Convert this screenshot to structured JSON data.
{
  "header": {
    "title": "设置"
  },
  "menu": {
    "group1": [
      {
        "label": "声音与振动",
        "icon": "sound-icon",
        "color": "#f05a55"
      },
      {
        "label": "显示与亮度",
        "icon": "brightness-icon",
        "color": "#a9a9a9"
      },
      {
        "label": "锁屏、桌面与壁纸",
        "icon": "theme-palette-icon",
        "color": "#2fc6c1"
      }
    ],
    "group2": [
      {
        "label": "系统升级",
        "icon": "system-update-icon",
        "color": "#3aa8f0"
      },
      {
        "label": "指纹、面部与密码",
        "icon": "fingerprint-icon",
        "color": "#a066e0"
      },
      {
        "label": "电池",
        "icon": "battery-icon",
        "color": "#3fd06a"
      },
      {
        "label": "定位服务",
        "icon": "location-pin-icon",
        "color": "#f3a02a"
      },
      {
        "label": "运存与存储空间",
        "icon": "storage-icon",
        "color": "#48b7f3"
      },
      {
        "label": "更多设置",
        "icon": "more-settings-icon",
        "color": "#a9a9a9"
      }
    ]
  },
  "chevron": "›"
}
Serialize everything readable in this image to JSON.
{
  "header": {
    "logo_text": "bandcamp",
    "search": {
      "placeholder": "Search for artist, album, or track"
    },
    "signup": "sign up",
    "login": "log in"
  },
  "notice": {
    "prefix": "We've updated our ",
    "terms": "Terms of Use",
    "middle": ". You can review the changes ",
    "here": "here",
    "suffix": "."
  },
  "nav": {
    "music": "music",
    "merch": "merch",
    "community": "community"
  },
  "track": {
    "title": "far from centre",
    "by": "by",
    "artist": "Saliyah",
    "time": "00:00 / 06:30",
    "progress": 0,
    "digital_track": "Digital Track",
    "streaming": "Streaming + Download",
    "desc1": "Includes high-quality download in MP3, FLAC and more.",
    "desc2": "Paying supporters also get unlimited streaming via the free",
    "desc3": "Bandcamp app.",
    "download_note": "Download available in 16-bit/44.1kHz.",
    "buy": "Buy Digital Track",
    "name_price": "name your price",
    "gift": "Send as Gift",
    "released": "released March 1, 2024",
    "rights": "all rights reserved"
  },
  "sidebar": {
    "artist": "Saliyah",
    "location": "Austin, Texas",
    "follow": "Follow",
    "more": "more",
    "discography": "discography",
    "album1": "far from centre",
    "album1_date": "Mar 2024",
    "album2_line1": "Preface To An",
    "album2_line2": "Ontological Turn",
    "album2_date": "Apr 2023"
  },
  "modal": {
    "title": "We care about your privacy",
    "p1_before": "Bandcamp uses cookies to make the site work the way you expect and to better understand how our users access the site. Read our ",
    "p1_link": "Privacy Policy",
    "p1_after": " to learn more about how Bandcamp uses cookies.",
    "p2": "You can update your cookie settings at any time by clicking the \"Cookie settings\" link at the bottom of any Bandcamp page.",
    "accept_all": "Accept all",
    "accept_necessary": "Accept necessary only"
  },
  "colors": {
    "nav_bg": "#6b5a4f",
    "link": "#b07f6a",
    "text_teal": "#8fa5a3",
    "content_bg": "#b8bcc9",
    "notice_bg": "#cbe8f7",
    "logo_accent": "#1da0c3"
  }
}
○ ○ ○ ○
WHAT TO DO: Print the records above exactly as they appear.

SOLVED PROBLEM:
Convert this screenshot to structured JSON data.
{
  "header": {
    "title": "设置"
  },
  "menu": {
    "group1": [
      {
        "label": "声音与振动",
        "icon": "sound-icon",
        "color": "#f05a55"
      },
      {
        "label": "显示与亮度",
        "icon": "brightness-icon",
        "color": "#a9a9a9"
      },
      {
        "label": "锁屏、桌面与壁纸",
        "icon": "theme-palette-icon",
        "color": "#2fc6c1"
      }
    ],
    "group2": [
      {
        "label": "系统升级",
        "icon": "system-update-icon",
        "color": "#3aa8f0"
      },
      {
        "label": "指纹、面部与密码",
        "icon": "fingerprint-icon",
        "color": "#a066e0"
      },
      {
        "label": "电池",
        "icon": "battery-icon",
        "color": "#3fd06a"
      },
      {
        "label": "定位服务",
        "icon": "location-pin-icon",
        "color": "#f3a02a"
      },
      {
        "label": "运存与存储空间",
        "icon": "storage-icon",
        "color": "#48b7f3"
      },
      {
        "label": "更多设置",
        "icon": "more-settings-icon",
        "color": "#a9a9a9"
      }
    ]
  },
  "chevron": "›"
}
Serialize everything readable in this image to JSON.
{
  "header": {
    "logo_text": "bandcamp",
    "search": {
      "placeholder": "Search for artist, album, or track"
    },
    "signup": "sign up",
    "login": "log in"
  },
  "notice": {
    "prefix": "We've updated our ",
    "terms": "Terms of Use",
    "middle": ". You can review the changes ",
    "here": "here",
    "suffix": "."
  },
  "nav": {
    "music": "music",
    "merch": "merch",
    "community": "community"
  },
  "track": {
    "title": "far from centre",
    "by": "by",
    "artist": "Saliyah",
    "time": "00:00 / 06:30",
    "progress": 0,
    "digital_track": "Digital Track",
    "streaming": "Streaming + Download",
    "desc1": "Includes high-quality download in MP3, FLAC and more.",
    "desc2": "Paying supporters also get unlimited streaming via the free",
    "desc3": "Bandcamp app.",
    "download_note": "Download available in 16-bit/44.1kHz.",
    "buy": "Buy Digital Track",
    "name_price": "name your price",
    "gift": "Send as Gift",
    "released": "released March 1, 2024",
    "rights": "all rights reserved"
  },
  "sidebar": {
    "artist": "Saliyah",
    "location": "Austin, Texas",
    "follow": "Follow",
    "more": "more",
    "discography": "discography",
    "album1": "far from centre",
    "album1_date": "Mar 2024",
    "album2_line1": "Preface To An",
    "album2_line2": "Ontological Turn",
    "album2_date": "Apr 2023"
  },
  "modal": {
    "title": "We care about your privacy",
    "p1_before": "Bandcamp uses cookies to make the site work the way you expect and to better understand how our users access the site. Read our ",
    "p1_link": "Privacy Policy",
    "p1_after": " to learn more about how Bandcamp uses cookies.",
    "p2": "You can update your cookie settings at any time by clicking the \"Cookie settings\" link at the bottom of any Bandcamp page.",
    "accept_all": "Accept all",
    "accept_necessary": "Accept necessary only"
  },
  "colors": {
    "nav_bg": "#6b5a4f",
    "link": "#b07f6a",
    "text_teal": "#8fa5a3",
    "content_bg": "#b8bcc9",
    "notice_bg": "#cbe8f7",
    "logo_accent": "#1da0c3"
  }
}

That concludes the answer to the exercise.